“We wanted to present what can be quite dry information in a more engaging and intelligent way,” Kintetic Singapore creative director Pann Lim told Dezeen.
“My main job is running an advertising company and communications is key. We love design and we love typography and we love logos.”
The exhibition took place across three floors at the Selegie Arts Centre in Singapore, a converted former shophouse with colourful louvred windows that is now used as an exhibition space.
The ground floor featured a biology classroom with anatomical models of humans and animals stuffed with waste plastic to draw attention to the impact of plastic pollution.
Alongside these models, a number of bio-plastic and plastic-alternative projects were presented on desks with recycled-plastic tops.
A school “canteen”, also on the ground floor, showcased a selection of plant- and insect-based foods with high nutritional value but a much lower environmental impact than the meat and dairy usually served to children at schools.
On the first floor, a maths classroom featured an interactive installation that enabled visitors to calculate their carbon footprint.
A number of sustainable and environmentally friendly material samples were presented in the neighbouring chemistry lab.
The third floor showcased leather alternatives made from materials such as mycelium and seaweed on sewing tables in a home economics classroom setting, as well as a PE changing room that presented sports clothes and equipment made from recycled plastic.
According to Lim, the purpose of the exhibition was to provide an accessible and entertaining experience for visitors rather than a didactic one. But he hopes the approach will encourage people to make more environmentally positive choices in their everyday lives.
“We did not design School of Tomorrow as a place of teaching,” he said. “Rather, we want to engage students on a journey of learning, because change can only come about when we internalise the lessons.”
“School of Tomorrow starts by planting the seed of sustainability,” he continued. “The students are the ones who determine the kind of tomorrow we will see.”

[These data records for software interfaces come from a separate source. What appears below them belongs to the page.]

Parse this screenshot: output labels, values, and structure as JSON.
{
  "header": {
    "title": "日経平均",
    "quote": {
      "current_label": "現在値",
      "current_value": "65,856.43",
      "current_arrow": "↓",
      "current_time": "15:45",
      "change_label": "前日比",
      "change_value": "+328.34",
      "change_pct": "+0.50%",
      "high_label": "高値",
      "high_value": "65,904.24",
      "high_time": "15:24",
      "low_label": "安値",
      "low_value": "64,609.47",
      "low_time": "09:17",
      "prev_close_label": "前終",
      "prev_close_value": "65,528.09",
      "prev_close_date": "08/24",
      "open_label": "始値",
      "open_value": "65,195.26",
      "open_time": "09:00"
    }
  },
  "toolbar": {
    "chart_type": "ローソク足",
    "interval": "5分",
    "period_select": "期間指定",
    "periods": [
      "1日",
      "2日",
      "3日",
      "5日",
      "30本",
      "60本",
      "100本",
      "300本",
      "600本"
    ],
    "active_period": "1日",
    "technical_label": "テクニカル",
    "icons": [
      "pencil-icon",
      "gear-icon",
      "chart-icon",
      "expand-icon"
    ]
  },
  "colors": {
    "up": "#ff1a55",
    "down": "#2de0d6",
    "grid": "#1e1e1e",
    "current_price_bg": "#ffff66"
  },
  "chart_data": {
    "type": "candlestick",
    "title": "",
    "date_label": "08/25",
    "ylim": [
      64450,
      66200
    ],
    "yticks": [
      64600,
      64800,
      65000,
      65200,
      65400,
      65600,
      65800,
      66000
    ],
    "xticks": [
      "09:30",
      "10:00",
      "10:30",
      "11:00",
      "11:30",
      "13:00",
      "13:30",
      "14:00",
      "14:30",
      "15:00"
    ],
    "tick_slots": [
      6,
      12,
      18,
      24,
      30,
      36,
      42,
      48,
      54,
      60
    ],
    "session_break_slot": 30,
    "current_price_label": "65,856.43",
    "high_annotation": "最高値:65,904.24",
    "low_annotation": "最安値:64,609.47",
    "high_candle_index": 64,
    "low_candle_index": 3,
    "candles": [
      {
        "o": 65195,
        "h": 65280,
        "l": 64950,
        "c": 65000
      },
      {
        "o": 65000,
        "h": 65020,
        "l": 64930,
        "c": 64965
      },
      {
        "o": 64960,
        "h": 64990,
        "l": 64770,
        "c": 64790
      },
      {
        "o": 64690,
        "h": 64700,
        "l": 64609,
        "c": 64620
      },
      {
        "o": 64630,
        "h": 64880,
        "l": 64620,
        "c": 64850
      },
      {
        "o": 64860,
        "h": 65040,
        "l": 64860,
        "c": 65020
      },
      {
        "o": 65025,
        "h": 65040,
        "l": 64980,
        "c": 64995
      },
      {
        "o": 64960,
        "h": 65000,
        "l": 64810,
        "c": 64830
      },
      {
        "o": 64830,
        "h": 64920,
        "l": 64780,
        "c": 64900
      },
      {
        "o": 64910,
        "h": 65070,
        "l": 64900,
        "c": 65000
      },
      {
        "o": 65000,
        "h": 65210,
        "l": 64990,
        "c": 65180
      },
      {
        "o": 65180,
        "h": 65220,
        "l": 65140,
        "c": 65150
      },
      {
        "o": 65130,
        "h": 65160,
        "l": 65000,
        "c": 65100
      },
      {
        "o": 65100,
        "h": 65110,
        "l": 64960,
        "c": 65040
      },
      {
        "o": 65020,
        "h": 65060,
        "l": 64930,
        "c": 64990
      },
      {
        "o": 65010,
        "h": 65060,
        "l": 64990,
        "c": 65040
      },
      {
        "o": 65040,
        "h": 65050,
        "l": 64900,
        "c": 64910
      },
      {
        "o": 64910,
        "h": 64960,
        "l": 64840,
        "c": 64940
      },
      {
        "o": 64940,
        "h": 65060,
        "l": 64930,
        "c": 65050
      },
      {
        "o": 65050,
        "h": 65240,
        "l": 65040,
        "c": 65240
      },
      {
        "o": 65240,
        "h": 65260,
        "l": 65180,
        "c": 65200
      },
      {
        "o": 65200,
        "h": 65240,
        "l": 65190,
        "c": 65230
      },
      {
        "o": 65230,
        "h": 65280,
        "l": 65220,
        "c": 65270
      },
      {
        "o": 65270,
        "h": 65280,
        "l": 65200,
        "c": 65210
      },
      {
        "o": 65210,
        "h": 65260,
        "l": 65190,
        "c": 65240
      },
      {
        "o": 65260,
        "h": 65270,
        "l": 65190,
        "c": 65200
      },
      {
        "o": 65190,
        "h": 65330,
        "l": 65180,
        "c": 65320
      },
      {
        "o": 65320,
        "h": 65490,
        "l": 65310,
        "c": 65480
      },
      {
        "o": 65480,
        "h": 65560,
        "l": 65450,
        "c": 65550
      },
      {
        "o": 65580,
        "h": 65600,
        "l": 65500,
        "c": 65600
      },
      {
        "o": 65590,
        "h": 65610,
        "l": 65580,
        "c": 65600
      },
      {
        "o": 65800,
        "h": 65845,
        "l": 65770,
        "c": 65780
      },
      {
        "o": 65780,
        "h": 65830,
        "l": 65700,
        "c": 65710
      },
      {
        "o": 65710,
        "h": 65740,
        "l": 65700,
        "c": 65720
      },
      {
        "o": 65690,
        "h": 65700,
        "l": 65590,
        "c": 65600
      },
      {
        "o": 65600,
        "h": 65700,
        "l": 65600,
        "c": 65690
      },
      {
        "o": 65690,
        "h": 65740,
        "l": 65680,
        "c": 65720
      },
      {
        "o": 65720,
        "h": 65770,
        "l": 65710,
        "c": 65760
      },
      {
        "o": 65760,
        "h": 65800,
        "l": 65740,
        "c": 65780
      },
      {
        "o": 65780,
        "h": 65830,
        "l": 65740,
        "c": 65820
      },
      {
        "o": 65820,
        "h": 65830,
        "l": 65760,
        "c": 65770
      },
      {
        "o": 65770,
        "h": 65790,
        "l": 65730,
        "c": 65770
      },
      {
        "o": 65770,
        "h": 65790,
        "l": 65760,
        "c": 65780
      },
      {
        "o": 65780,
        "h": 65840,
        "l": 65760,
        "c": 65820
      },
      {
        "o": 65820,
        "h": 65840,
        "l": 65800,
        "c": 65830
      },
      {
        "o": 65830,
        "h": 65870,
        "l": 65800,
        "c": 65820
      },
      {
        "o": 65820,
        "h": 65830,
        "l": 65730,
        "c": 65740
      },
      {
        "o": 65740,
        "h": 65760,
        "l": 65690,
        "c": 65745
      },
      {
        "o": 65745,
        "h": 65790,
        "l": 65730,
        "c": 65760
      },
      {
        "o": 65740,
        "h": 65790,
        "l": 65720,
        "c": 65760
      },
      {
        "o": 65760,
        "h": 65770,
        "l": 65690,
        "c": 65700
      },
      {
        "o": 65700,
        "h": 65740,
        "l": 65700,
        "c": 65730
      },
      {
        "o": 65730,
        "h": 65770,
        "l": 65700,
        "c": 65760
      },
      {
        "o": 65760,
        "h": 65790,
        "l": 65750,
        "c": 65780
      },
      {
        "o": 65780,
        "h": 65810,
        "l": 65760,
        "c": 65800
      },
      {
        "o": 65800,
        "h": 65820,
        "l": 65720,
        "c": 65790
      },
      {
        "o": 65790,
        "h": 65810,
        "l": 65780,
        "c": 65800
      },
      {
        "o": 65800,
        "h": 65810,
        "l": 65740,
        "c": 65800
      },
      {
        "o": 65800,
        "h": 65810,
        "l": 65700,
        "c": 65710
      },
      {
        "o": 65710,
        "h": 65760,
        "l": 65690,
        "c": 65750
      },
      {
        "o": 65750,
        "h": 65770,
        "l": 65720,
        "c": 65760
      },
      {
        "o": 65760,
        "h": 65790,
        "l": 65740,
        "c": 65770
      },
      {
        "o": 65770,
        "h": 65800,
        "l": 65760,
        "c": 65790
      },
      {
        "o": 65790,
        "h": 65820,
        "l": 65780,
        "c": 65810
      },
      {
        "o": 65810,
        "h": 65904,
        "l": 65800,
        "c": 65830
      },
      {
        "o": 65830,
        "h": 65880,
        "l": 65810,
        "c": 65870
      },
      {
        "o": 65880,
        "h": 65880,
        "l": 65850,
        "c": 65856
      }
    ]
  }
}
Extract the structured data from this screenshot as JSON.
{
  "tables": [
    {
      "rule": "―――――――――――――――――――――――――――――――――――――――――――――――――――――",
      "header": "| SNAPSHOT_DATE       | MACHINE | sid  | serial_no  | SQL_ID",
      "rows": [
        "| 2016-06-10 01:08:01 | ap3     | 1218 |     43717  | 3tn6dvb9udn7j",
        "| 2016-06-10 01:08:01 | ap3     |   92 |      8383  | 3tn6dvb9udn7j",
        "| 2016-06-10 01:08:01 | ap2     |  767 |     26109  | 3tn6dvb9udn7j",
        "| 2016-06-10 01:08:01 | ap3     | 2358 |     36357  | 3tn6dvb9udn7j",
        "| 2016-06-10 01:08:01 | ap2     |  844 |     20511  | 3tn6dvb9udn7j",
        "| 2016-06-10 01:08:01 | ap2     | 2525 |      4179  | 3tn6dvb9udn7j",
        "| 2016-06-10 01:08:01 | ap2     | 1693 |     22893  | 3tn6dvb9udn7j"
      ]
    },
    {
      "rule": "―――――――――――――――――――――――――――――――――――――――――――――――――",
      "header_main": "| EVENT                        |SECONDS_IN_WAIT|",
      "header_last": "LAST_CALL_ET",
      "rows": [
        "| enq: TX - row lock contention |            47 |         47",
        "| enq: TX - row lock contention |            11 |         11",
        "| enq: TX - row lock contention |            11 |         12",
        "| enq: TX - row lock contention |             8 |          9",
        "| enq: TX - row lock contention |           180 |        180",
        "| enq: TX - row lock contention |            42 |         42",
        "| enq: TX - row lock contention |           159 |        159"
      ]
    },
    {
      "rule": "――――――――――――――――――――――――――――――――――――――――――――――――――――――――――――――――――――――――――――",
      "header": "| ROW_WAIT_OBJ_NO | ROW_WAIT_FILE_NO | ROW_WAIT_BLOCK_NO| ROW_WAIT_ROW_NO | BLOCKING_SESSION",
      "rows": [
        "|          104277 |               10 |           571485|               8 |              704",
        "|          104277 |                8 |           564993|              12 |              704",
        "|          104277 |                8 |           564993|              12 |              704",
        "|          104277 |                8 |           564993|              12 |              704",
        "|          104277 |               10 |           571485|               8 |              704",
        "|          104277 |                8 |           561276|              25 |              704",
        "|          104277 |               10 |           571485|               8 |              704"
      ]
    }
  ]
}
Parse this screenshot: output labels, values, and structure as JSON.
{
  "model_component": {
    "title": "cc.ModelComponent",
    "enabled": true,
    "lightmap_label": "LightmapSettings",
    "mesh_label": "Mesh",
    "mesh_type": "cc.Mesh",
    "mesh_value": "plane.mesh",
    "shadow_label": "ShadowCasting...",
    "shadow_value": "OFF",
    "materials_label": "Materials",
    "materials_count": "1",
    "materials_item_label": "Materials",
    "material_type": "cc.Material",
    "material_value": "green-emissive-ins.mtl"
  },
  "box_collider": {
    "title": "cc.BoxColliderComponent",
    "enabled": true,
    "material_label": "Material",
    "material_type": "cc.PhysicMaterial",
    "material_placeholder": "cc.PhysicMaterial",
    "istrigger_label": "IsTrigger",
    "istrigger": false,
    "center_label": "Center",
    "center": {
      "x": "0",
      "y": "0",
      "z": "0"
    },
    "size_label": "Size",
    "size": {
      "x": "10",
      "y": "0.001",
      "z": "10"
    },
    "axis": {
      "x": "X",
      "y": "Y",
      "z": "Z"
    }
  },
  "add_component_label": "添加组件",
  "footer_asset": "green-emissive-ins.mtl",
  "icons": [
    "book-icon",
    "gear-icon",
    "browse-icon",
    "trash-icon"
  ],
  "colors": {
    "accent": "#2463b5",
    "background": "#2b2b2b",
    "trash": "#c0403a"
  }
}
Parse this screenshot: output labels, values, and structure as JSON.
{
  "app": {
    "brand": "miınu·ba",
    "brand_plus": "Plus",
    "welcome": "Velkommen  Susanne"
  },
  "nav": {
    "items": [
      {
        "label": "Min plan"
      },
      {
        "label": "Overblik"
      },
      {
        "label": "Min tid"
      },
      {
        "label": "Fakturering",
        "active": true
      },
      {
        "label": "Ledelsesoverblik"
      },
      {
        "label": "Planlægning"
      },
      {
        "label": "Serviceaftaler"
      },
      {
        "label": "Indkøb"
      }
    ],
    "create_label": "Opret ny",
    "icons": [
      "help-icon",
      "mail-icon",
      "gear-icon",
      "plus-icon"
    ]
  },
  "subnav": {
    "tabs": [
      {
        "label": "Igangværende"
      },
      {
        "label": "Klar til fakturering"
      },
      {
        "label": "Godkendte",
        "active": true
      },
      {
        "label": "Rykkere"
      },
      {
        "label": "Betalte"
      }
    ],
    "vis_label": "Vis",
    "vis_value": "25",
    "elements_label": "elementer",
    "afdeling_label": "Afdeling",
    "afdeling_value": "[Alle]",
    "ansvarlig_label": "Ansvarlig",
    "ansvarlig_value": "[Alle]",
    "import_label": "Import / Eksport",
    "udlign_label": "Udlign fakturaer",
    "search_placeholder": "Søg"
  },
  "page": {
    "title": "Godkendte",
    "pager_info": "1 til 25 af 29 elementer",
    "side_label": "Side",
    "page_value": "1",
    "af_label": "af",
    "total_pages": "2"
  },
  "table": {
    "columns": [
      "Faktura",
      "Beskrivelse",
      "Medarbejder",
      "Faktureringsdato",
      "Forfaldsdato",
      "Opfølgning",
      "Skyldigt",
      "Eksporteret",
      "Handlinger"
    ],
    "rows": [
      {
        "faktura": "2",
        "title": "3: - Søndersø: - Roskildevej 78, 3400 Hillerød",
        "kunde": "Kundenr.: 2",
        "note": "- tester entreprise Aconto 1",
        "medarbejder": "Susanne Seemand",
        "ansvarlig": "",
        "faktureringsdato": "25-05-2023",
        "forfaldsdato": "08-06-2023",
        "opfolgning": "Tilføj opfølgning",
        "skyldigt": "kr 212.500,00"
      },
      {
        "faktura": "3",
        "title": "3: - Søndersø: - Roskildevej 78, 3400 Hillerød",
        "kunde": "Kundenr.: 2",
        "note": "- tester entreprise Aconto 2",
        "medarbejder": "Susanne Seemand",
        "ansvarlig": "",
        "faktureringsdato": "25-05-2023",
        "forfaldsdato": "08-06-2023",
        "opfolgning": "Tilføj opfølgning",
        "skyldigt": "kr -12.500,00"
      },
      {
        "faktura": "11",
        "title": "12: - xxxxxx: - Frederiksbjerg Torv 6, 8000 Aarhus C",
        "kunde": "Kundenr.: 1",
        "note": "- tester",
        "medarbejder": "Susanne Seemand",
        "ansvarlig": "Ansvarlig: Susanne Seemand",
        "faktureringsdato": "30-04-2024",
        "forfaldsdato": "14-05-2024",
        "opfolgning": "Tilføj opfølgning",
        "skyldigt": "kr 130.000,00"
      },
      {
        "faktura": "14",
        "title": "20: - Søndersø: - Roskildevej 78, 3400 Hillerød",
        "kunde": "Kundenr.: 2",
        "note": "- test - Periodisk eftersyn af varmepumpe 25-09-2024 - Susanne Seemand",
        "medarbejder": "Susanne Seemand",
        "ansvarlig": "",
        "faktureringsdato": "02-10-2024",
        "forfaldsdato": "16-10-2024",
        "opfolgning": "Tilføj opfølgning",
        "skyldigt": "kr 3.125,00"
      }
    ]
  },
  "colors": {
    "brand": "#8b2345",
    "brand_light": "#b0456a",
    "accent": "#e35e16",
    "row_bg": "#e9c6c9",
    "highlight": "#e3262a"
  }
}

The School of Tomorrow exhibition took place from 21 September to 1 October as part of Singapore Design Week 2023. Dezeen is a media partner of Singapore Design Week. See Dezeen Events Guide for an up-to-date list of architecture and design events taking place around the world.